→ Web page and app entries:
□ □ □
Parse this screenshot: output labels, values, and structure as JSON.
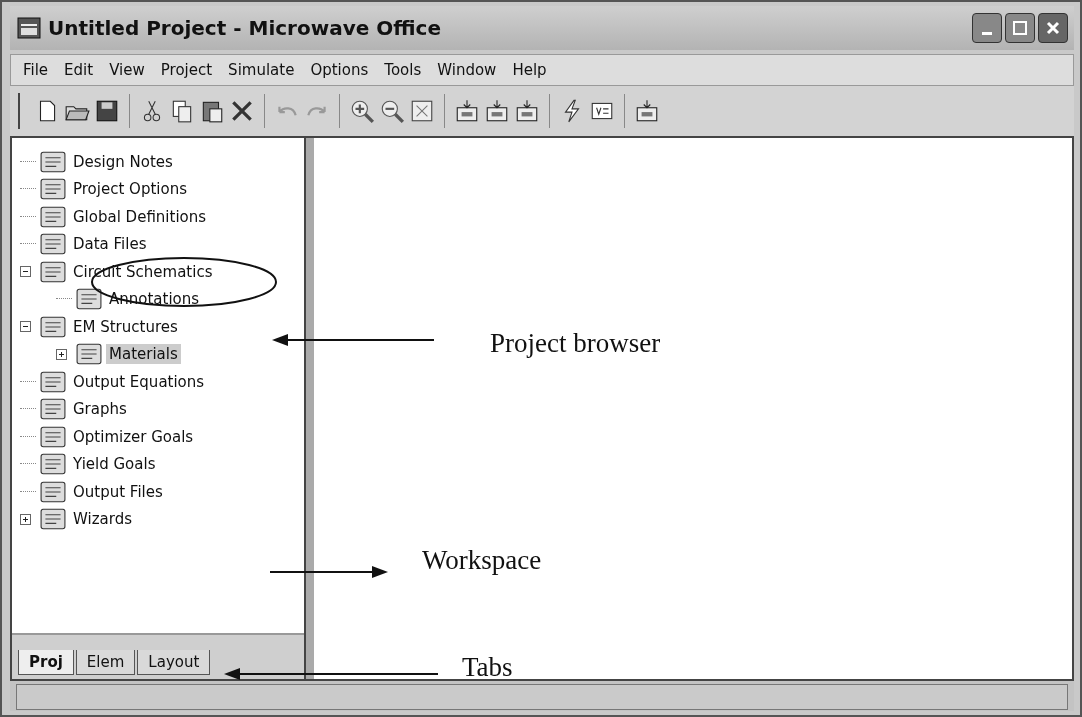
{
  "window": {
    "title": "Untitled Project - Microwave Office"
  },
  "menu": [
    "File",
    "Edit",
    "View",
    "Project",
    "Simulate",
    "Options",
    "Tools",
    "Window",
    "Help"
  ],
  "project_tree": [
    {
      "label": "Design Notes",
      "selected": false
    },
    {
      "label": "Project Options",
      "selected": false
    },
    {
      "label": "Global Definitions",
      "selected": false
    },
    {
      "label": "Data Files",
      "selected": false
    },
    {
      "label": "Circuit Schematics",
      "selected": false,
      "expanded": true,
      "children": [
        {
          "label": "Annotations",
          "selected": false
        }
      ]
    },
    {
      "label": "EM Structures",
      "selected": false,
      "expanded": true,
      "children": [
        {
          "label": "Materials",
          "selected": true,
          "expanded": false
        }
      ]
    },
    {
      "label": "Output Equations",
      "selected": false
    },
    {
      "label": "Graphs",
      "selected": false
    },
    {
      "label": "Optimizer Goals",
      "selected": false
    },
    {
      "label": "Yield Goals",
      "selected": false
    },
    {
      "label": "Output Files",
      "selected": false
    },
    {
      "label": "Wizards",
      "selected": false,
      "expanded": false
    }
  ],
  "tabs": [
    {
      "label": "Proj",
      "selected": true
    },
    {
      "label": "Elem",
      "selected": false
    },
    {
      "label": "Layout",
      "selected": false
    }
  ],
  "annotations": [
    {
      "label": "Project browser"
    },
    {
      "label": "Workspace"
    },
    {
      "label": "Tabs"
    }
  ]
}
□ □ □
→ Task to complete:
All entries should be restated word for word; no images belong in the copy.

→ Answer to the problem:
Parse this screenshot: output labels, values, and structure as JSON.
{
  "window": {
    "title": "Untitled Project - Microwave Office"
  },
  "menu": [
    "File",
    "Edit",
    "View",
    "Project",
    "Simulate",
    "Options",
    "Tools",
    "Window",
    "Help"
  ],
  "project_tree": [
    {
      "label": "Design Notes",
      "selected": false
    },
    {
      "label": "Project Options",
      "selected": false
    },
    {
      "label": "Global Definitions",
      "selected": false
    },
    {
      "label": "Data Files",
      "selected": false
    },
    {
      "label": "Circuit Schematics",
      "selected": false,
      "expanded": true,
      "children": [
        {
          "label": "Annotations",
          "selected": false
        }
      ]
    },
    {
      "label": "EM Structures",
      "selected": false,
      "expanded": true,
      "children": [
        {
          "label": "Materials",
          "selected": true,
          "expanded": false
        }
      ]
    },
    {
      "label": "Output Equations",
      "selected": false
    },
    {
      "label": "Graphs",
      "selected": false
    },
    {
      "label": "Optimizer Goals",
      "selected": false
    },
    {
      "label": "Yield Goals",
      "selected": false
    },
    {
      "label": "Output Files",
      "selected": false
    },
    {
      "label": "Wizards",
      "selected": false,
      "expanded": false
    }
  ],
  "tabs": [
    {
      "label": "Proj",
      "selected": true
    },
    {
      "label": "Elem",
      "selected": false
    },
    {
      "label": "Layout",
      "selected": false
    }
  ],
  "annotations": [
    {
      "label": "Project browser"
    },
    {
      "label": "Workspace"
    },
    {
      "label": "Tabs"
    }
  ]
}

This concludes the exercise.